▸ What you should do: This task calls for copying each line below that contains "Onderhouden".

Collection entries
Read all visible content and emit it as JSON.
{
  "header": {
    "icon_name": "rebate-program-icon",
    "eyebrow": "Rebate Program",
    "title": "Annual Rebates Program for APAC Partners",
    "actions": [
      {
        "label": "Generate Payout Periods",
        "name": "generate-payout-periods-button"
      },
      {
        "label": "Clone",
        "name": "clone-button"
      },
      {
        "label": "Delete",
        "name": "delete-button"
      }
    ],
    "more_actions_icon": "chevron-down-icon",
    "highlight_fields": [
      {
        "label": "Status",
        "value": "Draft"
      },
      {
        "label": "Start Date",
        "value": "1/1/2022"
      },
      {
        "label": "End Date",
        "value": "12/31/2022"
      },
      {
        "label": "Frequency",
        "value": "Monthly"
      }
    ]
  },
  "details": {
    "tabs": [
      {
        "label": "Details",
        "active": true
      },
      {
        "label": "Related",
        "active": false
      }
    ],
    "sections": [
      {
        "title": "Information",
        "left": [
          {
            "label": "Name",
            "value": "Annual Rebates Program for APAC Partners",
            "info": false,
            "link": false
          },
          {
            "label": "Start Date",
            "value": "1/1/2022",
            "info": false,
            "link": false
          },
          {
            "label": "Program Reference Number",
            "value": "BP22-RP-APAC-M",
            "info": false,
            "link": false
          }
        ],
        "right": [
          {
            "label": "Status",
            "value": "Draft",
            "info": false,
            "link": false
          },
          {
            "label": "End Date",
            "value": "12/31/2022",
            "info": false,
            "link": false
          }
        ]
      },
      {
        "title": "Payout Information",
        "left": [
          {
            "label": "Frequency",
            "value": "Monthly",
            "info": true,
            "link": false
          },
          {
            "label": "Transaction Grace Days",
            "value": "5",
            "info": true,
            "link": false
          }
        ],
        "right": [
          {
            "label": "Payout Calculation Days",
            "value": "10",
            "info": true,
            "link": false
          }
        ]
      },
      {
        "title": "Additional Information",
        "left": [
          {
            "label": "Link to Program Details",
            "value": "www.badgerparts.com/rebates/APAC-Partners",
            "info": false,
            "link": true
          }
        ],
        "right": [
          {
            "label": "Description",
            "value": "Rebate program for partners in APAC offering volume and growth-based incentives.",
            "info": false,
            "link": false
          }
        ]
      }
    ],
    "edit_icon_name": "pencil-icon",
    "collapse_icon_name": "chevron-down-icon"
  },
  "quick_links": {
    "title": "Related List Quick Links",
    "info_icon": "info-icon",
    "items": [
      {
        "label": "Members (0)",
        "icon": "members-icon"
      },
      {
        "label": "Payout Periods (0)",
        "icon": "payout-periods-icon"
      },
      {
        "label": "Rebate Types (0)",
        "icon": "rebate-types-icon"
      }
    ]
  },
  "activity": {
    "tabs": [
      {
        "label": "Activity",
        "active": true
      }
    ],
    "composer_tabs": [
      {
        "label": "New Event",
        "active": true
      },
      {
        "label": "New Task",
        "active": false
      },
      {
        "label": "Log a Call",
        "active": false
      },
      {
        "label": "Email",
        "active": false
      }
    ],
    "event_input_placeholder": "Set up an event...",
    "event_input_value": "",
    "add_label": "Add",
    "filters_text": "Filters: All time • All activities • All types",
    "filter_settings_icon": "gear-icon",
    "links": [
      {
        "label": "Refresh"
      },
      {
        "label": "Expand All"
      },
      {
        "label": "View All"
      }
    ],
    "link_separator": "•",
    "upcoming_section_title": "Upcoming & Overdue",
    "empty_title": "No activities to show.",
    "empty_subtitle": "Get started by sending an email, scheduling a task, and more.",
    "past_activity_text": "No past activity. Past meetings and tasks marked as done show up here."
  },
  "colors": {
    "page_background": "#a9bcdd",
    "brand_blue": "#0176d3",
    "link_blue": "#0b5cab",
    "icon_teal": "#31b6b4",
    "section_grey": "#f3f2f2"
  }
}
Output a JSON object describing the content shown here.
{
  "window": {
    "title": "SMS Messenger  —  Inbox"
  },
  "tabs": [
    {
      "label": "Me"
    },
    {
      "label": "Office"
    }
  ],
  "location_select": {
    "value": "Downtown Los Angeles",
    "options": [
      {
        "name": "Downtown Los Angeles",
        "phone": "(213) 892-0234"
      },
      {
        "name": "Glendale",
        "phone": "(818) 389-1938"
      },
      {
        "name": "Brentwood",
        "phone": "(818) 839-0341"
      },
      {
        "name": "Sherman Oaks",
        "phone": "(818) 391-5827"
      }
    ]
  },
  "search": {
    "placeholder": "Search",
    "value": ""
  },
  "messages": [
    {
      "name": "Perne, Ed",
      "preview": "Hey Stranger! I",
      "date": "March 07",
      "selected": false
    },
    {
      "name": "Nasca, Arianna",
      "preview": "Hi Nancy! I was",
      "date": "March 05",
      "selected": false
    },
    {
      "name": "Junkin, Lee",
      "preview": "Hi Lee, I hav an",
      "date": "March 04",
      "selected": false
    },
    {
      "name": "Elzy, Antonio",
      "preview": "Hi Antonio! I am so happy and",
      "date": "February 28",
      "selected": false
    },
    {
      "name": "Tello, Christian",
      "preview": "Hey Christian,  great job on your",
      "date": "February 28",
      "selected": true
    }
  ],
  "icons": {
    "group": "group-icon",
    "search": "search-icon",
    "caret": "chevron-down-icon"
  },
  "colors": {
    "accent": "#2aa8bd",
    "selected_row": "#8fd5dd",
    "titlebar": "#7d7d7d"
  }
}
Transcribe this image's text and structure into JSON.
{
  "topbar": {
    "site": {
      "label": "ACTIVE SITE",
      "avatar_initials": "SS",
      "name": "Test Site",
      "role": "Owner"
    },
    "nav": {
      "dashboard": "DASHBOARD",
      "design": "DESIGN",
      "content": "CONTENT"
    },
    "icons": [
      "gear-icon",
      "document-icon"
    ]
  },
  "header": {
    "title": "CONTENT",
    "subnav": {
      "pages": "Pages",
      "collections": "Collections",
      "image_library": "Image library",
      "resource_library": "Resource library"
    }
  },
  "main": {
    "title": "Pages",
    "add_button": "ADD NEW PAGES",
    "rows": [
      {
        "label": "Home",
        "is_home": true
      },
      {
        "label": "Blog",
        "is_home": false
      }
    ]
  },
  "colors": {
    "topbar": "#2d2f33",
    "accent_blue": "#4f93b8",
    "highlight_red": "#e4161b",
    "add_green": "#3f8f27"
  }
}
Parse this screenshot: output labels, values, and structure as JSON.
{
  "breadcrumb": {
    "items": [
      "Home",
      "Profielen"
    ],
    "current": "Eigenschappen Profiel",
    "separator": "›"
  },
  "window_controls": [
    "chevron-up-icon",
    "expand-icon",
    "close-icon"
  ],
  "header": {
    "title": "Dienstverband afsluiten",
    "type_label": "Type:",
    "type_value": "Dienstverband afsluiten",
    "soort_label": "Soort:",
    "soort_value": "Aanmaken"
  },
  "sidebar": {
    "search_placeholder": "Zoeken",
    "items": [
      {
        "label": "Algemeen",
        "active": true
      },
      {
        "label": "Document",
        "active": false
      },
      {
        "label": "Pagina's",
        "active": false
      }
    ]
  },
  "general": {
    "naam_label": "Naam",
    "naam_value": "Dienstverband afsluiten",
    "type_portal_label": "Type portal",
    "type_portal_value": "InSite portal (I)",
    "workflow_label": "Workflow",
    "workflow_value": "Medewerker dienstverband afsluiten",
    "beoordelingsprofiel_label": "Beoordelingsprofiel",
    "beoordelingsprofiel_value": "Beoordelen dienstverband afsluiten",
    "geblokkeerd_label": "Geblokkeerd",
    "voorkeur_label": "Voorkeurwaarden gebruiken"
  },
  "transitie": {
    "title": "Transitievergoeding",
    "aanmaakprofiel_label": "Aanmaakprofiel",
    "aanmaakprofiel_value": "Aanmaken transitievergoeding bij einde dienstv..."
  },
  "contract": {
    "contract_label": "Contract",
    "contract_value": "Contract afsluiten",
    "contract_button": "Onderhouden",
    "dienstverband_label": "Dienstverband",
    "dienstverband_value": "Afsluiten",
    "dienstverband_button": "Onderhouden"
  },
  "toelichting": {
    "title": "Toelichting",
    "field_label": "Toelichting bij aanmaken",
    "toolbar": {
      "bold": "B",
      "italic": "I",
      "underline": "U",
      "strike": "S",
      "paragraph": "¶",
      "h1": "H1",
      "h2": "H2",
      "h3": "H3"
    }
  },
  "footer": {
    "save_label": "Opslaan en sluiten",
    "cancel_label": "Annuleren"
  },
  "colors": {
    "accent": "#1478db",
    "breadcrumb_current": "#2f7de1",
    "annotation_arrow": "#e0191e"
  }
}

▸ Output for this task:
    "contract_button": "Onderhouden",
    "dienstverband_button": "Onderhouden"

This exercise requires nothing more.